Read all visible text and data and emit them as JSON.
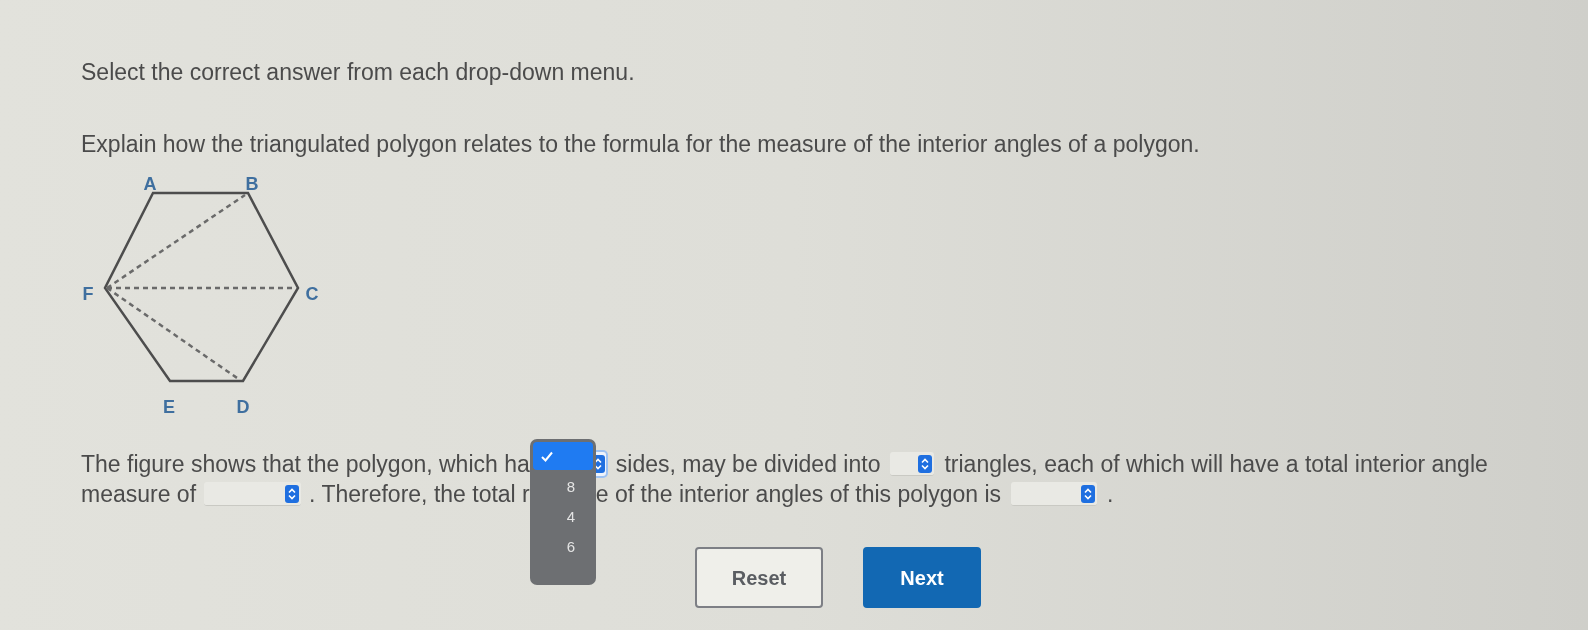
{
  "instructions": "Select the correct answer from each drop-down menu.",
  "question": "Explain how the triangulated polygon relates to the formula for the measure of the interior angles of a polygon.",
  "figure": {
    "vertex_labels": [
      "A",
      "B",
      "C",
      "D",
      "E",
      "F"
    ]
  },
  "paragraph": {
    "lines": [
      {
        "left": [
          {
            "kind": "text",
            "text": "The figure shows that the polygon, which ha"
          }
        ],
        "right": [
          {
            "kind": "dropdown",
            "open": true
          },
          {
            "kind": "text",
            "text": "sides, may be divided into"
          },
          {
            "kind": "dropdown",
            "open": false
          },
          {
            "kind": "text",
            "text": "triangles, each of which will have a total interior angle"
          }
        ]
      },
      {
        "left": [
          {
            "kind": "text",
            "text": "measure of"
          },
          {
            "kind": "dropdown",
            "open": false
          },
          {
            "kind": "text",
            "text": ". Therefore, the total r"
          }
        ],
        "right": [
          {
            "kind": "text",
            "text": "e of the interior angles of this polygon is"
          },
          {
            "kind": "dropdown",
            "open": false
          },
          {
            "kind": "text",
            "text": "."
          }
        ]
      }
    ],
    "menu": {
      "options": [
        {
          "selected": true
        },
        {
          "label": "8",
          "selected": false
        },
        {
          "label": "4",
          "selected": false
        },
        {
          "label": "6",
          "selected": false
        }
      ]
    }
  },
  "buttons": [
    {
      "label": "Reset",
      "kind": "secondary"
    },
    {
      "label": "Next",
      "kind": "primary"
    }
  ]
}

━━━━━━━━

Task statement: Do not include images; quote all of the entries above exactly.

Task answer:
Read all visible text and data and emit them as JSON.
{
  "instructions": "Select the correct answer from each drop-down menu.",
  "question": "Explain how the triangulated polygon relates to the formula for the measure of the interior angles of a polygon.",
  "figure": {
    "vertex_labels": [
      "A",
      "B",
      "C",
      "D",
      "E",
      "F"
    ]
  },
  "paragraph": {
    "lines": [
      {
        "left": [
          {
            "kind": "text",
            "text": "The figure shows that the polygon, which ha"
          }
        ],
        "right": [
          {
            "kind": "dropdown",
            "open": true
          },
          {
            "kind": "text",
            "text": "sides, may be divided into"
          },
          {
            "kind": "dropdown",
            "open": false
          },
          {
            "kind": "text",
            "text": "triangles, each of which will have a total interior angle"
          }
        ]
      },
      {
        "left": [
          {
            "kind": "text",
            "text": "measure of"
          },
          {
            "kind": "dropdown",
            "open": false
          },
          {
            "kind": "text",
            "text": ". Therefore, the total r"
          }
        ],
        "right": [
          {
            "kind": "text",
            "text": "e of the interior angles of this polygon is"
          },
          {
            "kind": "dropdown",
            "open": false
          },
          {
            "kind": "text",
            "text": "."
          }
        ]
      }
    ],
    "menu": {
      "options": [
        {
          "selected": true
        },
        {
          "label": "8",
          "selected": false
        },
        {
          "label": "4",
          "selected": false
        },
        {
          "label": "6",
          "selected": false
        }
      ]
    }
  },
  "buttons": [
    {
      "label": "Reset",
      "kind": "secondary"
    },
    {
      "label": "Next",
      "kind": "primary"
    }
  ]
}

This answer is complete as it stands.